Tibetan Partridge    Perdix hodgsoniae


  • Perdix : Latin word for Partridge
  • Hodgsoniae: Named after Anne Hodgson (d. 1868) wife of English naturalist Brian Houghton Hodgson

Distribution in India: Resident in North Himalayas.

Description: Size of 28–31 cm; wt. of 294–450 g. It has a very distinctive head and neck pattern. The forehead, supercilia, chin, central throat and partial neckband are white, lores are streaked black, ear-coverts and throat-sides are black, band on forecrown and crown-sides are chestnut. The nape and neck-sides are chestnut, while rest of underparts is white, heavily scaled black. It has chestnut on breast-sides and lower fore flanks, rest of flanks boldly barred chestnut with fine pale shaft-streaks, with large blackish patch on central lower breast and upper belly, and rest of underparts are dull whitish. The upperparts and wings are dull grey-brown, finely barred darker with whitish-buff shaft-streaks, but flight feathers are darker brown, barred and mottled buff, and scapulars and wing-coverts are barred rufous-brown. The tail is chestnut, except central feathers. The female is slightly smaller and duller than male. Iris is brown to reddish brown, bill is pale greenish horn, facial skin is red in breeding male) and legs are greyish horn. The juvenile is duller and largely featureless, with no chestnut or greyish in plumage; the crown and ear-coverts are dark brown with white tips to feathers, underparts are brownish buff, with weak vermiculations and pale shaft-streaks. The races found in India are , Nominate (Arunachal Pradesh), race caraganae (Ladhak and Uttarakhand) is paler and greyer than nominate, with narrower, brighter rufous-buff collar on nape and broader buff shaft-streaks on scapulars and wing-coverts.

Habitat: It is found in dry hillsides with scattered dwarf junipers, bushes, and near cover such as crops, grass or brush. It is found in summer above 3600 m up to 5600 m.

Food Habits: It eats seeds and insects; sometimes feeds in close proximity to yak herders for the insects the yaks dig out by their movement.

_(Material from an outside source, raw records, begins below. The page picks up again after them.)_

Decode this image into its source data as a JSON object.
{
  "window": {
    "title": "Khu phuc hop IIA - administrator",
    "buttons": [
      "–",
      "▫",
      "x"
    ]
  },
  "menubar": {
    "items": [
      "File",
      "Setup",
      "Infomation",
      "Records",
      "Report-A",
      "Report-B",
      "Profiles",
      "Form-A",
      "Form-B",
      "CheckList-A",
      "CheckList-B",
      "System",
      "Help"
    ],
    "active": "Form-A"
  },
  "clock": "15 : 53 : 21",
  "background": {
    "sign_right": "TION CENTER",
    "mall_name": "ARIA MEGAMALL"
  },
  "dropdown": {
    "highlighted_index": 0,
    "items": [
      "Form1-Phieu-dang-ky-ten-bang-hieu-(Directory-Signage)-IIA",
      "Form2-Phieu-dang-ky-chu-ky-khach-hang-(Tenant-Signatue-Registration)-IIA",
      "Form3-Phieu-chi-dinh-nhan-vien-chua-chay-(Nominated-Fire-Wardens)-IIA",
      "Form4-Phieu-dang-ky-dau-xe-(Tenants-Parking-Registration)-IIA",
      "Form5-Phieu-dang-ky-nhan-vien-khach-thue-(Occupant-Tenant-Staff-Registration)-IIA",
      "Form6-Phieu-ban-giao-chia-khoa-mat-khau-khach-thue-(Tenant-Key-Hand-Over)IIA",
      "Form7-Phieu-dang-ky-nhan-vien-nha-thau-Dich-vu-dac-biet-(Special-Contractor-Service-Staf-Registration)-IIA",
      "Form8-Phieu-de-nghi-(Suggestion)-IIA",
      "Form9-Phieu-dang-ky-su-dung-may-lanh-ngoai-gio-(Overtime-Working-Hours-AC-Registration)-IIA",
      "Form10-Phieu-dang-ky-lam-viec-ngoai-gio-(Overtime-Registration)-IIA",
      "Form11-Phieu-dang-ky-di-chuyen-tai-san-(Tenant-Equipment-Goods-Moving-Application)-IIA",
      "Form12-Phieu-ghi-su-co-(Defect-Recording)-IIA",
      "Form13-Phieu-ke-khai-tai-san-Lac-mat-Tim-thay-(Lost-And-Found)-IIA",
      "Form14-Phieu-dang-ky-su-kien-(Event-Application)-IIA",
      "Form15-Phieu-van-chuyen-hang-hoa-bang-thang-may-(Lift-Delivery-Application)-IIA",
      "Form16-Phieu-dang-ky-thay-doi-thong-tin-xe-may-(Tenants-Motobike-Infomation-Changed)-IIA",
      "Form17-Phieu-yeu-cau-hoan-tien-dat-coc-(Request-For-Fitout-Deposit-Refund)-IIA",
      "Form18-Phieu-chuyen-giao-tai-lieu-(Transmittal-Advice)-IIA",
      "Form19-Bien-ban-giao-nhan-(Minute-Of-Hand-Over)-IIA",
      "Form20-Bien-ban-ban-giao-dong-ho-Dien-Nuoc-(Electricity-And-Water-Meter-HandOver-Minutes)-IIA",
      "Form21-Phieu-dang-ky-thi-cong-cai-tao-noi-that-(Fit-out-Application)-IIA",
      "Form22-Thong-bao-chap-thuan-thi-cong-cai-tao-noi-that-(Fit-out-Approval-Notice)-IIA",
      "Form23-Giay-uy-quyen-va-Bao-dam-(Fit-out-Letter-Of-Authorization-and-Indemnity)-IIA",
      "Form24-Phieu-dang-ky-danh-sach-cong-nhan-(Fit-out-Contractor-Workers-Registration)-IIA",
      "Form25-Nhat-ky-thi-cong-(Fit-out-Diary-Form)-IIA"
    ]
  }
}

Breeding Habits: They breed in April-Aug in India. They are monogamous. The nest isa scrape in the ground, lined with grass, sited under cover. They lay a clutch of 8-10 pale eggs ,laid at 1–2-day intervals. The incubation period is 20–24 days, commenced with last egg done by female alone. The male assists in looking after the chicks. They form crèches amongst themselves to look after the chicks.